RPCL joined a Request for Judicial Review of the Overlook at Roland Park PUD

On July 21st, 2017 Hap Cooper and Chris McSherry met with Mayor Catherine Pugh to ask her to veto the PUD legislation that was passed by the City Council to allow the construction of the Overlook at Roland Park. The mayor was not willing to do that and she signed the legislation that same day. We were disappointed because we viewed her as our first and last avenue to change the course of this proposed development.

The neighbors who will be most affected by the construction of that apartment building have filed a lawsuit asking for judicial review of the process used by the City Department of Planning and the City Council in approving the PUD, and the RPCL joined the petition for judicial review, so the matter is not settled yet.

The legislation was proposed by freshman City Councilman Isaac “Yitzy” Schleifer immediately after he was sworn in to the City Council. He had rushed the PUD legislation through the Planning Department and the City Council at such a record pace that the RPCL was not aware of the details of it until the eve of it passing the City Council.

Although PUDs are supposed to be used for the benefit of the community, this one wasn’t even reviewed by Roland Park or Mount Washington, two adjacent communities that will be significantly affected.
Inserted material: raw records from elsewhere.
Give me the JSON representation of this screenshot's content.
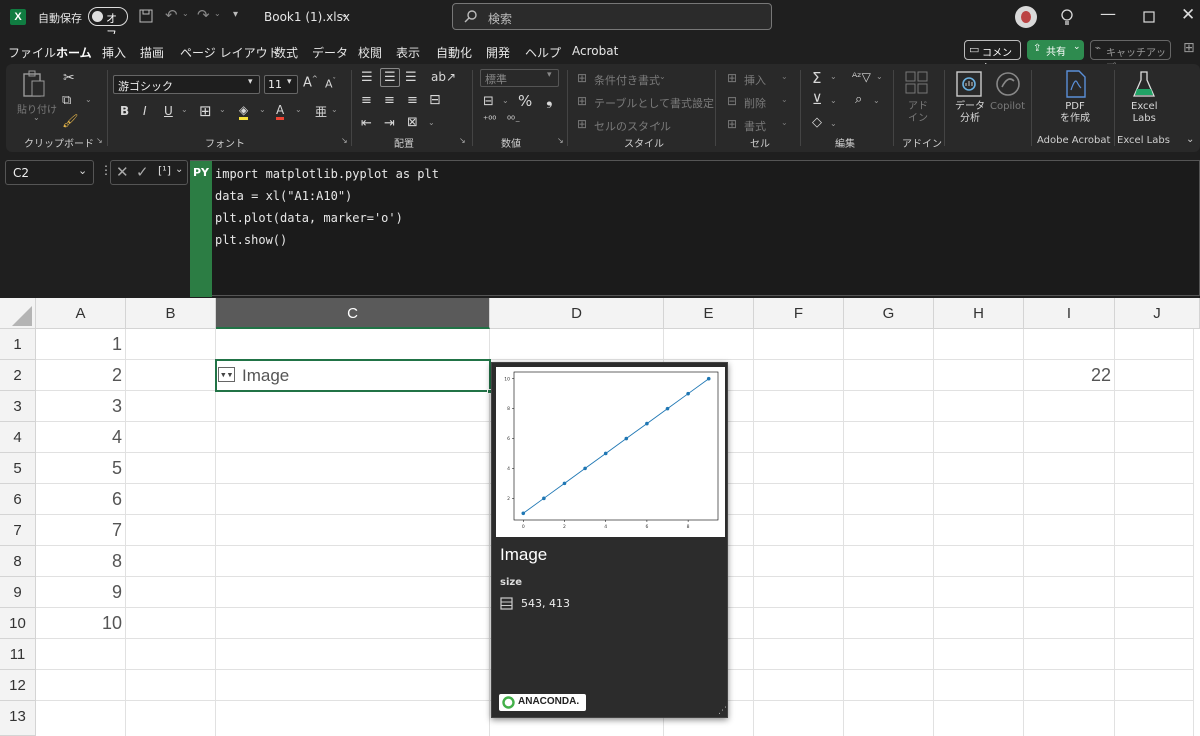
{
  "titlebar": {
    "autosave_label": "自動保存",
    "autosave_state": "オフ",
    "filename": "Book1 (1).xlsx",
    "search_placeholder": "検索"
  },
  "menu": {
    "tabs": [
      "ファイル",
      "ホーム",
      "挿入",
      "描画",
      "ページ レイアウト",
      "数式",
      "データ",
      "校閲",
      "表示",
      "自動化",
      "開発",
      "ヘルプ",
      "Acrobat"
    ],
    "active_tab": "ホーム",
    "comment_label": "コメント",
    "share_label": "共有",
    "catchup_label": "キャッチアップ"
  },
  "ribbon": {
    "paste_label": "貼り付け",
    "groups": {
      "clipboard": "クリップボード",
      "font": "フォント",
      "alignment": "配置",
      "number": "数値",
      "style": "スタイル",
      "cells": "セル",
      "editing": "編集",
      "addins": "アドイン",
      "acrobat": "Adobe Acrobat",
      "excellabs": "Excel Labs"
    },
    "font_name": "游ゴシック",
    "font_size": "11",
    "number_format": "標準",
    "conditional_format": "条件付き書式",
    "format_as_table": "テーブルとして書式設定",
    "cell_style": "セルのスタイル",
    "insert": "挿入",
    "delete": "削除",
    "format": "書式",
    "addin_label": "アド\nイン",
    "data_analysis": "データ\n分析",
    "copilot": "Copilot",
    "pdf_create": "PDF\nを作成",
    "excel_labs": "Excel\nLabs"
  },
  "formula": {
    "namebox": "C2",
    "py_badge": "PY",
    "lines": [
      "import matplotlib.pyplot as plt",
      "data = xl(\"A1:A10\")",
      "plt.plot(data, marker='o')",
      "plt.show()"
    ]
  },
  "grid": {
    "columns": [
      "A",
      "B",
      "C",
      "D",
      "E",
      "F",
      "G",
      "H",
      "I",
      "J"
    ],
    "rows": [
      "1",
      "2",
      "3",
      "4",
      "5",
      "6",
      "7",
      "8",
      "9",
      "10",
      "11",
      "12",
      "13"
    ],
    "colA_values": [
      "1",
      "2",
      "3",
      "4",
      "5",
      "6",
      "7",
      "8",
      "9",
      "10"
    ],
    "i2_value": "22",
    "c2_value": "Image"
  },
  "card": {
    "title": "Image",
    "size_label": "size",
    "size_value": "543, 413",
    "brand": "ANACONDA."
  },
  "chart_data": {
    "type": "line",
    "x": [
      0,
      1,
      2,
      3,
      4,
      5,
      6,
      7,
      8,
      9
    ],
    "values": [
      1,
      2,
      3,
      4,
      5,
      6,
      7,
      8,
      9,
      10
    ],
    "x_ticks": [
      "0",
      "2",
      "4",
      "6",
      "8"
    ],
    "y_ticks": [
      "2",
      "4",
      "6",
      "8",
      "10"
    ],
    "xlim": [
      -0.45,
      9.45
    ],
    "ylim": [
      0.55,
      10.45
    ],
    "color": "#1f77b4"
  }
}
We lobbied aggressively to delay the legislation so that we could weigh in on the proposed development, but no one in the City Council was willing to push that for us. The City Council has a tradition of “Councilmanic Courtesy”, whereby land use legislation in a particular council member’s district will not be questioned or resisted by other council member.

In light of the City Council’s tradition of deferring to the member in whose district the development stands, there was no actual review of this proposed PUD. We are hopeful that the Circuit Court will overturn the legislation because the Planning Department failed to notify the surrounding communities and failed to consider the impact on them and because the City Council failed to exercise the required “quasi-judicial review.”